What you should do » Every line below should be copied out exactly.
□ □ □ □
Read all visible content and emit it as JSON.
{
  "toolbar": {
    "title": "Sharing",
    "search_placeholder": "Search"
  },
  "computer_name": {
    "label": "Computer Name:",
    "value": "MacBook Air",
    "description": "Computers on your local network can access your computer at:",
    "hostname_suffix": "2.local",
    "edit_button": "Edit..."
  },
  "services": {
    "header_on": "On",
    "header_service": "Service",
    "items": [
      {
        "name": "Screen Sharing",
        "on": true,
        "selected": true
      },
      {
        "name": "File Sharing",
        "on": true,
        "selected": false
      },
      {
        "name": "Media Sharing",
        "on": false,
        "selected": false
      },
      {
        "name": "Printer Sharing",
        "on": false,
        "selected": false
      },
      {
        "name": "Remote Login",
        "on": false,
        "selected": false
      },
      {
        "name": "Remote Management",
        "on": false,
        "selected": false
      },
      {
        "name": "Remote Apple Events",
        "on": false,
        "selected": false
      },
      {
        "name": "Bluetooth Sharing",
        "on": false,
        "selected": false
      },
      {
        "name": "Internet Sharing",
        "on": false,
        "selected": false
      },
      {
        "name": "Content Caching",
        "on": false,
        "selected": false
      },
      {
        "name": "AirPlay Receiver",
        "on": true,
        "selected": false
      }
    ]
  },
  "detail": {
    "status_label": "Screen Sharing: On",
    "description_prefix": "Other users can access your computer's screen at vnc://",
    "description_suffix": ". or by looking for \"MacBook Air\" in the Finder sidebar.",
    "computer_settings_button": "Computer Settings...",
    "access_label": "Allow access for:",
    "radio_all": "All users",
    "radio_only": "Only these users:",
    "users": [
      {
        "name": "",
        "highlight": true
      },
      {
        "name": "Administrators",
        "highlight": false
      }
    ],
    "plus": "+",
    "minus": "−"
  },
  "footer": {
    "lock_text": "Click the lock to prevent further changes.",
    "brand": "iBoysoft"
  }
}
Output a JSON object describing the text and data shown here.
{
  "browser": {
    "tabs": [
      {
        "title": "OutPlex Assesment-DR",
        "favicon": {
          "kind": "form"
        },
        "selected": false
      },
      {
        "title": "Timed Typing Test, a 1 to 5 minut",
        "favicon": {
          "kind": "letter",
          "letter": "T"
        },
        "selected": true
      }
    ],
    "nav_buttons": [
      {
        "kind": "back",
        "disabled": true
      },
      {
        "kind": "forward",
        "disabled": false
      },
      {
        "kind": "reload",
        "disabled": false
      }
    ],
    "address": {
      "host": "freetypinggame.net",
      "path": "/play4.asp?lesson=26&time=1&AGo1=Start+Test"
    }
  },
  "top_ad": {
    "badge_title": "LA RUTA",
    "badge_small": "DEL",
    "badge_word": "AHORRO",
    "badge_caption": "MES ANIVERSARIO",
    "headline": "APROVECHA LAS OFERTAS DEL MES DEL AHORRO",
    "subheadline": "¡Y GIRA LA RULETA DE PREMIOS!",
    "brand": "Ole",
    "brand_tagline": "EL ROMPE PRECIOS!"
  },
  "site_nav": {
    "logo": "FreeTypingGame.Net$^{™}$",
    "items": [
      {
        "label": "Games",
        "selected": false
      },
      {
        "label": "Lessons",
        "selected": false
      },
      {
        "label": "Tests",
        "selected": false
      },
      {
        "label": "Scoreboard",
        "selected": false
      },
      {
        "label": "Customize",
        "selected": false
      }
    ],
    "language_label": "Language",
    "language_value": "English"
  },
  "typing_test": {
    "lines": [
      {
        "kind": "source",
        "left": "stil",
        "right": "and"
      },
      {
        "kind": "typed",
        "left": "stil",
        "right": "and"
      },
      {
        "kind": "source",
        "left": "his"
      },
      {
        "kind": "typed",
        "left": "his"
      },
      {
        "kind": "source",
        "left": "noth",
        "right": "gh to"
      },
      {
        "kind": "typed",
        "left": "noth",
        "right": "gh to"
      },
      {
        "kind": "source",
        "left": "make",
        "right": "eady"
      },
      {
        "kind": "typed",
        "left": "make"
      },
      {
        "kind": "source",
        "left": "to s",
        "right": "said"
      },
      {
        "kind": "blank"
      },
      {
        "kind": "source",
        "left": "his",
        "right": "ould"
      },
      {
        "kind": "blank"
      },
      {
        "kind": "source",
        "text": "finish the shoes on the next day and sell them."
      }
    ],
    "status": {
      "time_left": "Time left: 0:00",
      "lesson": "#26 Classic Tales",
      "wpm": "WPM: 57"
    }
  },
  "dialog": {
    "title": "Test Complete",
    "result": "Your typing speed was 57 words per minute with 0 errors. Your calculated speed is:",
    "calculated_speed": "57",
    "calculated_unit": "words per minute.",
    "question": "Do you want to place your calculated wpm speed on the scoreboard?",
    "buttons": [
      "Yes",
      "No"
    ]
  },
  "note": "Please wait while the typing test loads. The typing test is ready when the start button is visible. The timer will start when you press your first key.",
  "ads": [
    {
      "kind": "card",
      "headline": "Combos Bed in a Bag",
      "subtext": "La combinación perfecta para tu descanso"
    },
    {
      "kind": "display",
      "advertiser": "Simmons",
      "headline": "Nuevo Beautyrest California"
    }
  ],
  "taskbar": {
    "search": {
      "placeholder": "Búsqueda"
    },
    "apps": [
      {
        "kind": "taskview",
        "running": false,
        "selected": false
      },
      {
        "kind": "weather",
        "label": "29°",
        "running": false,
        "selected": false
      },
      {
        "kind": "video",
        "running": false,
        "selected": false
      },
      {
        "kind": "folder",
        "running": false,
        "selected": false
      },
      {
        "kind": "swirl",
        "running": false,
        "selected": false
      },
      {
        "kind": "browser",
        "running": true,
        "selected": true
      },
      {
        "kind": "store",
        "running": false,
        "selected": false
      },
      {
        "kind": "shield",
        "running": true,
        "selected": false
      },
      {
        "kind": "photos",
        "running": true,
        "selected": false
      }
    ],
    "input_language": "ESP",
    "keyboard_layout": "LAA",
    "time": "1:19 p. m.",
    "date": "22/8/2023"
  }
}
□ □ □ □
Response box »
Read all visible content and emit it as JSON.
{
  "toolbar": {
    "title": "Sharing",
    "search_placeholder": "Search"
  },
  "computer_name": {
    "label": "Computer Name:",
    "value": "MacBook Air",
    "description": "Computers on your local network can access your computer at:",
    "hostname_suffix": "2.local",
    "edit_button": "Edit..."
  },
  "services": {
    "header_on": "On",
    "header_service": "Service",
    "items": [
      {
        "name": "Screen Sharing",
        "on": true,
        "selected": true
      },
      {
        "name": "File Sharing",
        "on": true,
        "selected": false
      },
      {
        "name": "Media Sharing",
        "on": false,
        "selected": false
      },
      {
        "name": "Printer Sharing",
        "on": false,
        "selected": false
      },
      {
        "name": "Remote Login",
        "on": false,
        "selected": false
      },
      {
        "name": "Remote Management",
        "on": false,
        "selected": false
      },
      {
        "name": "Remote Apple Events",
        "on": false,
        "selected": false
      },
      {
        "name": "Bluetooth Sharing",
        "on": false,
        "selected": false
      },
      {
        "name": "Internet Sharing",
        "on": false,
        "selected": false
      },
      {
        "name": "Content Caching",
        "on": false,
        "selected": false
      },
      {
        "name": "AirPlay Receiver",
        "on": true,
        "selected": false
      }
    ]
  },
  "detail": {
    "status_label": "Screen Sharing: On",
    "description_prefix": "Other users can access your computer's screen at vnc://",
    "description_suffix": ". or by looking for \"MacBook Air\" in the Finder sidebar.",
    "computer_settings_button": "Computer Settings...",
    "access_label": "Allow access for:",
    "radio_all": "All users",
    "radio_only": "Only these users:",
    "users": [
      {
        "name": "",
        "highlight": true
      },
      {
        "name": "Administrators",
        "highlight": false
      }
    ],
    "plus": "+",
    "minus": "−"
  },
  "footer": {
    "lock_text": "Click the lock to prevent further changes.",
    "brand": "iBoysoft"
  }
}
Output a JSON object describing the text and data shown here.
{
  "browser": {
    "tabs": [
      {
        "title": "OutPlex Assesment-DR",
        "favicon": {
          "kind": "form"
        },
        "selected": false
      },
      {
        "title": "Timed Typing Test, a 1 to 5 minut",
        "favicon": {
          "kind": "letter",
          "letter": "T"
        },
        "selected": true
      }
    ],
    "nav_buttons": [
      {
        "kind": "back",
        "disabled": true
      },
      {
        "kind": "forward",
        "disabled": false
      },
      {
        "kind": "reload",
        "disabled": false
      }
    ],
    "address": {
      "host": "freetypinggame.net",
      "path": "/play4.asp?lesson=26&time=1&AGo1=Start+Test"
    }
  },
  "top_ad": {
    "badge_title": "LA RUTA",
    "badge_small": "DEL",
    "badge_word": "AHORRO",
    "badge_caption": "MES ANIVERSARIO",
    "headline": "APROVECHA LAS OFERTAS DEL MES DEL AHORRO",
    "subheadline": "¡Y GIRA LA RULETA DE PREMIOS!",
    "brand": "Ole",
    "brand_tagline": "EL ROMPE PRECIOS!"
  },
  "site_nav": {
    "logo": "FreeTypingGame.Net$^{™}$",
    "items": [
      {
        "label": "Games",
        "selected": false
      },
      {
        "label": "Lessons",
        "selected": false
      },
      {
        "label": "Tests",
        "selected": false
      },
      {
        "label": "Scoreboard",
        "selected": false
      },
      {
        "label": "Customize",
        "selected": false
      }
    ],
    "language_label": "Language",
    "language_value": "English"
  },
  "typing_test": {
    "lines": [
      {
        "kind": "source",
        "left": "stil",
        "right": "and"
      },
      {
        "kind": "typed",
        "left": "stil",
        "right": "and"
      },
      {
        "kind": "source",
        "left": "his"
      },
      {
        "kind": "typed",
        "left": "his"
      },
      {
        "kind": "source",
        "left": "noth",
        "right": "gh to"
      },
      {
        "kind": "typed",
        "left": "noth",
        "right": "gh to"
      },
      {
        "kind": "source",
        "left": "make",
        "right": "eady"
      },
      {
        "kind": "typed",
        "left": "make"
      },
      {
        "kind": "source",
        "left": "to s",
        "right": "said"
      },
      {
        "kind": "blank"
      },
      {
        "kind": "source",
        "left": "his",
        "right": "ould"
      },
      {
        "kind": "blank"
      },
      {
        "kind": "source",
        "text": "finish the shoes on the next day and sell them."
      }
    ],
    "status": {
      "time_left": "Time left: 0:00",
      "lesson": "#26 Classic Tales",
      "wpm": "WPM: 57"
    }
  },
  "dialog": {
    "title": "Test Complete",
    "result": "Your typing speed was 57 words per minute with 0 errors. Your calculated speed is:",
    "calculated_speed": "57",
    "calculated_unit": "words per minute.",
    "question": "Do you want to place your calculated wpm speed on the scoreboard?",
    "buttons": [
      "Yes",
      "No"
    ]
  },
  "note": "Please wait while the typing test loads. The typing test is ready when the start button is visible. The timer will start when you press your first key.",
  "ads": [
    {
      "kind": "card",
      "headline": "Combos Bed in a Bag",
      "subtext": "La combinación perfecta para tu descanso"
    },
    {
      "kind": "display",
      "advertiser": "Simmons",
      "headline": "Nuevo Beautyrest California"
    }
  ],
  "taskbar": {
    "search": {
      "placeholder": "Búsqueda"
    },
    "apps": [
      {
        "kind": "taskview",
        "running": false,
        "selected": false
      },
      {
        "kind": "weather",
        "label": "29°",
        "running": false,
        "selected": false
      },
      {
        "kind": "video",
        "running": false,
        "selected": false
      },
      {
        "kind": "folder",
        "running": false,
        "selected": false
      },
      {
        "kind": "swirl",
        "running": false,
        "selected": false
      },
      {
        "kind": "browser",
        "running": true,
        "selected": true
      },
      {
        "kind": "store",
        "running": false,
        "selected": false
      },
      {
        "kind": "shield",
        "running": true,
        "selected": false
      },
      {
        "kind": "photos",
        "running": true,
        "selected": false
      }
    ],
    "input_language": "ESP",
    "keyboard_layout": "LAA",
    "time": "1:19 p. m.",
    "date": "22/8/2023"
  }
}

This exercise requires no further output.